Work to complete:
A single number is expected: the count of lines below where the word "this" occurs.

Records drawn from a dataset
- Opening Delimiter -

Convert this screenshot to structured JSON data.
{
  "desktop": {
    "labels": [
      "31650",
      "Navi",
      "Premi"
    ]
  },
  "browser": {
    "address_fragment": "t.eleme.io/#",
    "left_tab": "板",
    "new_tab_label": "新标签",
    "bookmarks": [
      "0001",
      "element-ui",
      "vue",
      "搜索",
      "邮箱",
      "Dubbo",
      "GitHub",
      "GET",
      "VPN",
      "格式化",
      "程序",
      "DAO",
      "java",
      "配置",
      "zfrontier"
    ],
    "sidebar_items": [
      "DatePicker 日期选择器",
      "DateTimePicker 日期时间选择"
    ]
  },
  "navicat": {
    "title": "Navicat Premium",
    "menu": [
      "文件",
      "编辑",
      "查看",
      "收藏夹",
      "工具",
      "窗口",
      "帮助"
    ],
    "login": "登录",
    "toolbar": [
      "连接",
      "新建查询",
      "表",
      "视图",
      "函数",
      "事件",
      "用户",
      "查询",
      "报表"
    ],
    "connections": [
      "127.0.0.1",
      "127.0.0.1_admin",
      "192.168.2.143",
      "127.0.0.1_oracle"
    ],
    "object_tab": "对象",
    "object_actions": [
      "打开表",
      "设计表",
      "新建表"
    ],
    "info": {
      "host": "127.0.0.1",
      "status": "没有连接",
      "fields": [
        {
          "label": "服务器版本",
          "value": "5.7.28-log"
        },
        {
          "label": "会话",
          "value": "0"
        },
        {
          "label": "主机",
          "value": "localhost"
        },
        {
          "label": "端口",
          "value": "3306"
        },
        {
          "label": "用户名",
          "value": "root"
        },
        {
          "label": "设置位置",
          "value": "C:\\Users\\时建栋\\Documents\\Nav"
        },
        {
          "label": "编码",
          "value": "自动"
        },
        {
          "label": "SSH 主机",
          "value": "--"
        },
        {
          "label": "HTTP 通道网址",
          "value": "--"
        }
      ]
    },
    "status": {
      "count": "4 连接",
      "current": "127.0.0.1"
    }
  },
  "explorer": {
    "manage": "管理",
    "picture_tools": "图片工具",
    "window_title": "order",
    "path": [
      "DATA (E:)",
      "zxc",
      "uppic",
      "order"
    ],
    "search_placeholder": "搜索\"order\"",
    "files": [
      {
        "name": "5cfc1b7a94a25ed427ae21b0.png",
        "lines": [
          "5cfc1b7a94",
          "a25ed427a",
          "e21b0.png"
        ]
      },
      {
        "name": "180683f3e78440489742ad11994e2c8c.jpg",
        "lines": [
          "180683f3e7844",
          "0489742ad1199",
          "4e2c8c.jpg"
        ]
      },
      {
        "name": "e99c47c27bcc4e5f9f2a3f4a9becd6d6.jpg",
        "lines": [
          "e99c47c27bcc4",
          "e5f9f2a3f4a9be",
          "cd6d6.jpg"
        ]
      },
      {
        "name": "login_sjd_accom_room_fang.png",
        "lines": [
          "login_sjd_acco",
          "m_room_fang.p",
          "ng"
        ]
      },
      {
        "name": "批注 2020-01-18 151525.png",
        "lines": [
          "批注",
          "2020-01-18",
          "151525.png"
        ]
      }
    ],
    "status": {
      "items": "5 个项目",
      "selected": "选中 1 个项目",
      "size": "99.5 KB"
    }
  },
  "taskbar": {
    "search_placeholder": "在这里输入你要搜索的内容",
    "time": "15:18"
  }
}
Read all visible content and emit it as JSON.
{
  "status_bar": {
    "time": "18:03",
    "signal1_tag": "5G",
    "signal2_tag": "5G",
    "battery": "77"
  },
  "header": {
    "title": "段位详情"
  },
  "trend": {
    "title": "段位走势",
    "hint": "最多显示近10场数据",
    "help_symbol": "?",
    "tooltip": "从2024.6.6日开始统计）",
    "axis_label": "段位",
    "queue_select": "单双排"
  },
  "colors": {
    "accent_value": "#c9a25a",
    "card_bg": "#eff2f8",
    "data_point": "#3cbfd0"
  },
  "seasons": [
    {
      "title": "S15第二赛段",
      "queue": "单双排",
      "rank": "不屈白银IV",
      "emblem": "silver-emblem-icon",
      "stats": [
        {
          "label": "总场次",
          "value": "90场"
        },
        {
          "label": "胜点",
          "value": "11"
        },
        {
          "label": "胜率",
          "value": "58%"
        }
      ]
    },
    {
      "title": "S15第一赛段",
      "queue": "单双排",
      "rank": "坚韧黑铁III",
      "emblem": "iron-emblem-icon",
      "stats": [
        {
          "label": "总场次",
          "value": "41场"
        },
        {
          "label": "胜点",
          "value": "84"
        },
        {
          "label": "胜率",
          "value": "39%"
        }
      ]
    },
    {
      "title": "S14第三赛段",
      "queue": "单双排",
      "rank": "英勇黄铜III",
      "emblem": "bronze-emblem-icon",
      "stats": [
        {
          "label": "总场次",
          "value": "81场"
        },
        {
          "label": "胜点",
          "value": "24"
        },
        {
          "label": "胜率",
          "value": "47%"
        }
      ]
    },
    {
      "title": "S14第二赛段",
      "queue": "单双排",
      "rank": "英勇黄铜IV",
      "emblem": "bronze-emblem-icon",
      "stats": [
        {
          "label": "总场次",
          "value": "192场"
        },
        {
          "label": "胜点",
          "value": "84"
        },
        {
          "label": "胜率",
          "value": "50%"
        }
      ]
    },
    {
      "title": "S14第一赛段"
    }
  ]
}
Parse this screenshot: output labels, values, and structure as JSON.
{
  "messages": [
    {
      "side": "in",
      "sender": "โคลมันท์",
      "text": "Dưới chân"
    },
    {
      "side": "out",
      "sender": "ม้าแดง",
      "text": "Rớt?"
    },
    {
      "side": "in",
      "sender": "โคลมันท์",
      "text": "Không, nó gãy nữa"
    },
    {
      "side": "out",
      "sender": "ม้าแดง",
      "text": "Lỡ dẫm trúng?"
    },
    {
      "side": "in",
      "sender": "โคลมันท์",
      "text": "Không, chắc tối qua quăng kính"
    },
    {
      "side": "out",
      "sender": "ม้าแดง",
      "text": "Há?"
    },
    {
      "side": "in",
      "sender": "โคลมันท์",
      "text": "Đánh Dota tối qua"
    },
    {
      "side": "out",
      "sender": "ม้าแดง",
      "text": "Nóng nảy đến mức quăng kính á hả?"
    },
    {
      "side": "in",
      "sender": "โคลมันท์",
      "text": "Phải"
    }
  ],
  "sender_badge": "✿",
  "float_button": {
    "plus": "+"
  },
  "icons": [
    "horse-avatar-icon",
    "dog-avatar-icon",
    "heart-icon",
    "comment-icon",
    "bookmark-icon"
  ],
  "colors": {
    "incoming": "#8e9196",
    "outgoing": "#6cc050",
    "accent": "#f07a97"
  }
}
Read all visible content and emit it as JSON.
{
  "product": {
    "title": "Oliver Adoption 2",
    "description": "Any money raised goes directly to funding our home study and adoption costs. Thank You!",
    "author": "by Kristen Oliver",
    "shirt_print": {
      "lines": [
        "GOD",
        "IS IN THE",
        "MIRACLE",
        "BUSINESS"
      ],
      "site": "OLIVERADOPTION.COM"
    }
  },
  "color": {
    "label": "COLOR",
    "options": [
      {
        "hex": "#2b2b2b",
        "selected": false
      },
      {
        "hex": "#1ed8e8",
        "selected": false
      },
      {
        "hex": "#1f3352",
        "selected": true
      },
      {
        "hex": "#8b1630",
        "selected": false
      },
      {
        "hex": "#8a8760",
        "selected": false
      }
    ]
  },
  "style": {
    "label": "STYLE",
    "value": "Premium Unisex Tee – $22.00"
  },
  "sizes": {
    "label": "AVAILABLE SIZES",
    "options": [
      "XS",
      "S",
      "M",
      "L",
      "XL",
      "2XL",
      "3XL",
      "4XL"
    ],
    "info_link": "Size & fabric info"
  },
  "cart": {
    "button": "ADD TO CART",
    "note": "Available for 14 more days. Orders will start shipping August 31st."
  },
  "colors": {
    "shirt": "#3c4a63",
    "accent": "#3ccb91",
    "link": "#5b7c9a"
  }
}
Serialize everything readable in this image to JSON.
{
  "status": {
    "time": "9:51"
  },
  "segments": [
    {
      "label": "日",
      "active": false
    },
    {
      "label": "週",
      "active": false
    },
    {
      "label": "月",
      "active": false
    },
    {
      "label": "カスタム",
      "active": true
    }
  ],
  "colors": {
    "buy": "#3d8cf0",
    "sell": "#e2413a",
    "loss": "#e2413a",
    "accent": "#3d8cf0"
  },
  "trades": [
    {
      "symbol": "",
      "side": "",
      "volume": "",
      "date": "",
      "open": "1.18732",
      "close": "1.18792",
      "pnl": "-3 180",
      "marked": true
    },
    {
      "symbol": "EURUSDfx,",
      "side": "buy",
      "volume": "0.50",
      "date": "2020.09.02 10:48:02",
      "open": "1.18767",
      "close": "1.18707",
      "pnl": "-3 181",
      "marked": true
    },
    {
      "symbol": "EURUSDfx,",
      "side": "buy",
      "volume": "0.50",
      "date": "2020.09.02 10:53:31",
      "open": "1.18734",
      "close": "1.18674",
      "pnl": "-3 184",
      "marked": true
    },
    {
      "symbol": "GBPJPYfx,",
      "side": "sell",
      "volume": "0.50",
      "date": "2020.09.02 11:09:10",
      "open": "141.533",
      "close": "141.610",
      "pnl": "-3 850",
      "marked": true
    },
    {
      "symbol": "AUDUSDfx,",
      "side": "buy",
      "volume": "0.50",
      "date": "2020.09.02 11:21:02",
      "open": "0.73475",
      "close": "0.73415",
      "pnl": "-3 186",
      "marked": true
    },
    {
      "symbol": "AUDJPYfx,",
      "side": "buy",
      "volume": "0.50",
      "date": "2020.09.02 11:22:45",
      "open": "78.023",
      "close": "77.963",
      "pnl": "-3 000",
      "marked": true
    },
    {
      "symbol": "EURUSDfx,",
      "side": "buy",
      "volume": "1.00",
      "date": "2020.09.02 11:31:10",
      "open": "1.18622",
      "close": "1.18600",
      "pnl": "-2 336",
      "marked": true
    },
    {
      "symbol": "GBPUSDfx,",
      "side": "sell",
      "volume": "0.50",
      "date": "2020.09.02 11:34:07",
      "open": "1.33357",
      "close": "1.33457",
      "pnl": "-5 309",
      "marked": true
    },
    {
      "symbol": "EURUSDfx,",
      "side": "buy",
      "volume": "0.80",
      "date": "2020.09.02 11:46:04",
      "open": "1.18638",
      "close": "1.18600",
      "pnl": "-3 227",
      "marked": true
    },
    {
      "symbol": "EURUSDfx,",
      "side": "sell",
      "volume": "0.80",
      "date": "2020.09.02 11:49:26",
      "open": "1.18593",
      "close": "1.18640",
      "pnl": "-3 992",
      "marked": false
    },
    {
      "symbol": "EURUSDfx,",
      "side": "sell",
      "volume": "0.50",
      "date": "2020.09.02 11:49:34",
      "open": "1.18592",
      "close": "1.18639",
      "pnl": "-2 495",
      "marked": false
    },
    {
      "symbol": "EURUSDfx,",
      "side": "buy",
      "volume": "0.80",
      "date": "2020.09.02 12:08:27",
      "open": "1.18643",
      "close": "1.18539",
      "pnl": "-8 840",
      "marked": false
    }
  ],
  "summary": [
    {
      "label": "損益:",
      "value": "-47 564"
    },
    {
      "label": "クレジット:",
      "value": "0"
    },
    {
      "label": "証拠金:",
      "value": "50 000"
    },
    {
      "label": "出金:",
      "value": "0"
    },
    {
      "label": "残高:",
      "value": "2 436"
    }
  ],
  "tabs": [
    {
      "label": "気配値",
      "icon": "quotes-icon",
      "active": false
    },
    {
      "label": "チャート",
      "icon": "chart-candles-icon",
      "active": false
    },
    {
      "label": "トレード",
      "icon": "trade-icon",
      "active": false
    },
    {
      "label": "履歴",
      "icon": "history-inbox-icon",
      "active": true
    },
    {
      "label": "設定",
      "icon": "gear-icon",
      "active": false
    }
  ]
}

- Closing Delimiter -

Your solution:
3